[ACTIVITY]:
Copy every line below that has the word "author" in it.

[Dataset rows describing interfaces]:
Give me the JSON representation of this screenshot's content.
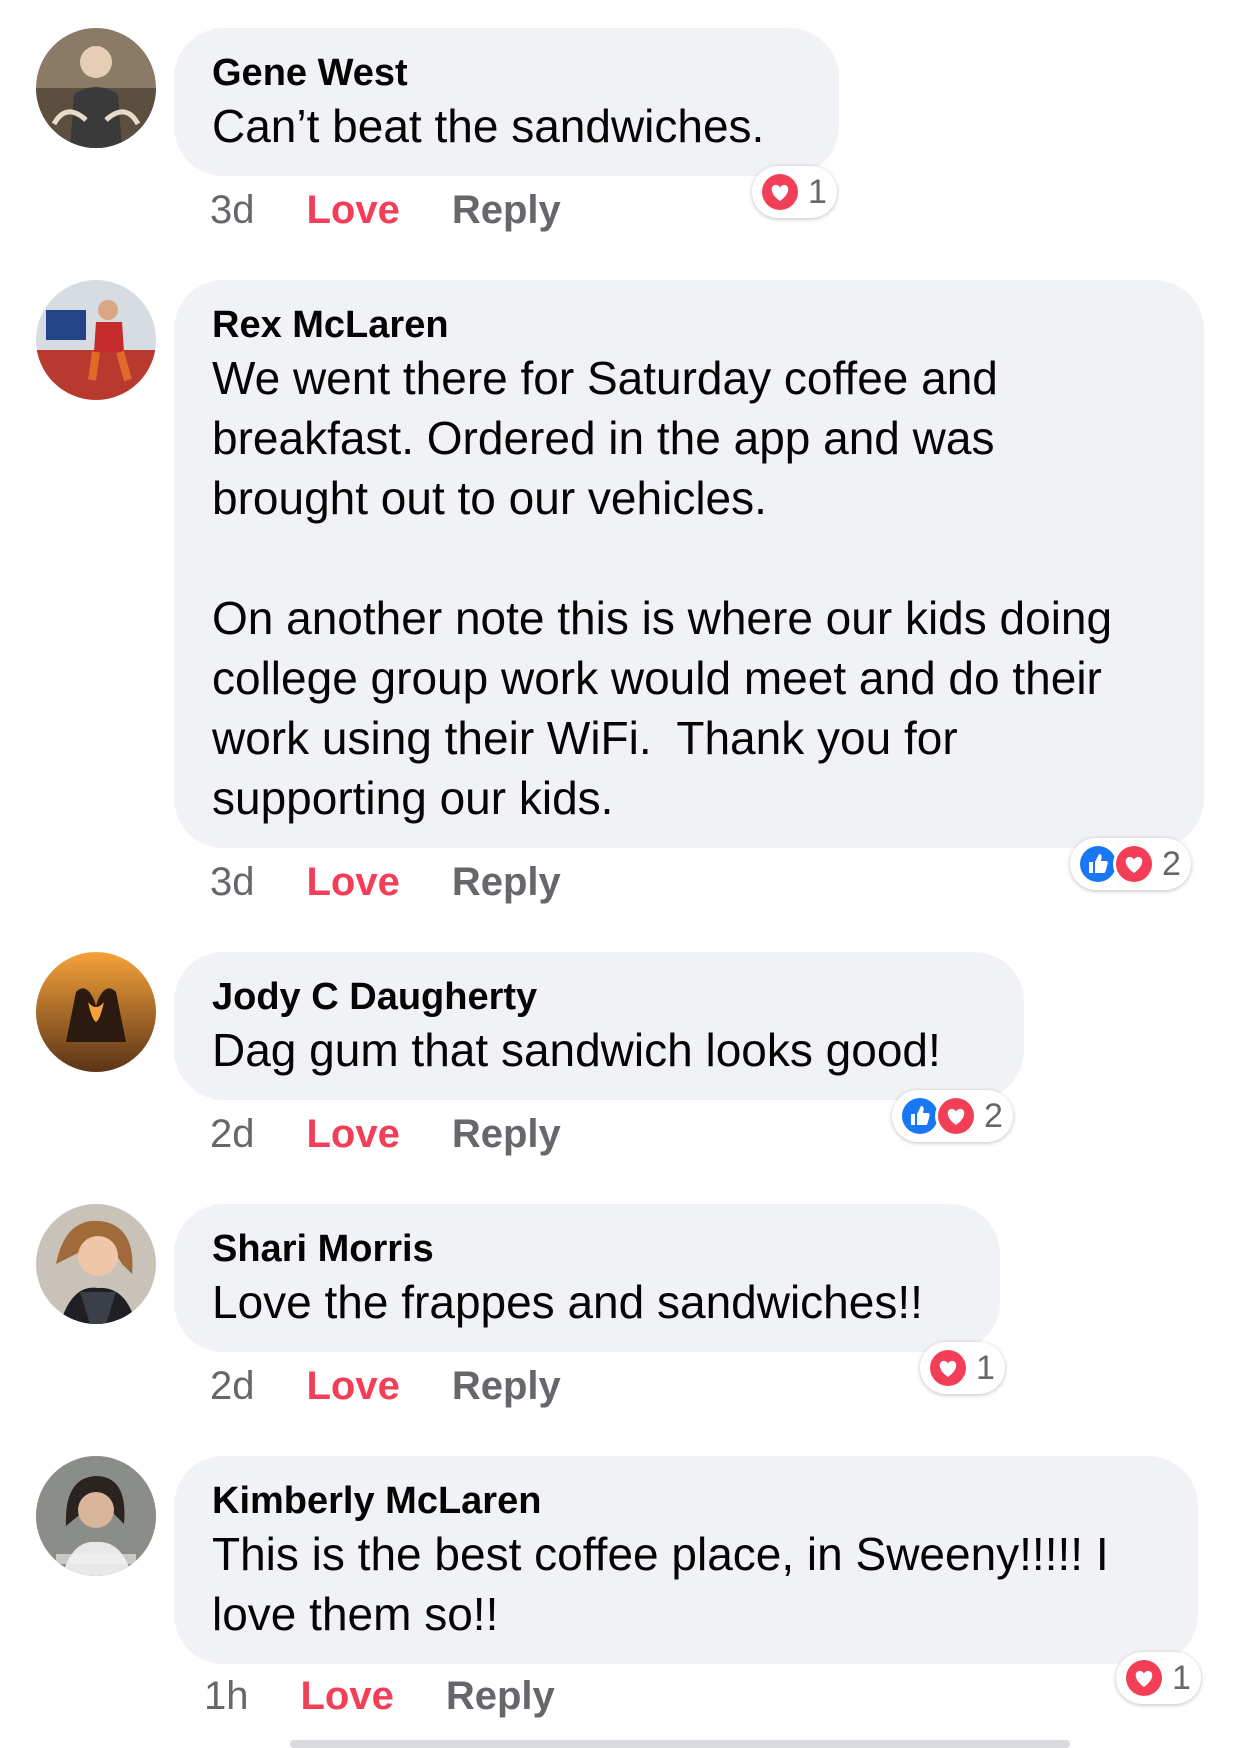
{
  "comments": [
    {
      "author": "Gene West",
      "text": "Can’t beat the sandwiches.",
      "time": "3d",
      "love": "Love",
      "reply": "Reply",
      "reactions": [
        "love"
      ],
      "count": "1"
    },
    {
      "author": "Rex McLaren",
      "text": "We went there for Saturday coffee and\nbreakfast. Ordered in the app and was\nbrought out to our vehicles.\n\nOn another note this is where our kids doing\ncollege group work would meet and do their\nwork using their WiFi.  Thank you for\nsupporting our kids.",
      "time": "3d",
      "love": "Love",
      "reply": "Reply",
      "reactions": [
        "like",
        "love"
      ],
      "count": "2"
    },
    {
      "author": "Jody C Daugherty",
      "text": "Dag gum that sandwich looks good!",
      "time": "2d",
      "love": "Love",
      "reply": "Reply",
      "reactions": [
        "like",
        "love"
      ],
      "count": "2"
    },
    {
      "author": "Shari Morris",
      "text": "Love the frappes and sandwiches!!",
      "time": "2d",
      "love": "Love",
      "reply": "Reply",
      "reactions": [
        "love"
      ],
      "count": "1"
    },
    {
      "author": "Kimberly McLaren",
      "text": "This is the best coffee place, in Sweeny!!!!! I\nlove them so!!",
      "time": "1h",
      "love": "Love",
      "reply": "Reply",
      "reactions": [
        "love"
      ],
      "count": "1"
    }
  ],
  "colors": {
    "love_accent": "#f33e58",
    "like_accent": "#1877f2",
    "bubble": "#f0f2f5",
    "meta_text": "#65676b"
  },
  "icons": {
    "love": "heart-reaction-icon",
    "like": "thumbs-up-reaction-icon"
  }
}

[SOLUTION TO THE EXERCISE]:
      "author": "Gene West",
      "author": "Rex McLaren",
      "author": "Jody C Daugherty",
      "author": "Shari Morris",
      "author": "Kimberly McLaren",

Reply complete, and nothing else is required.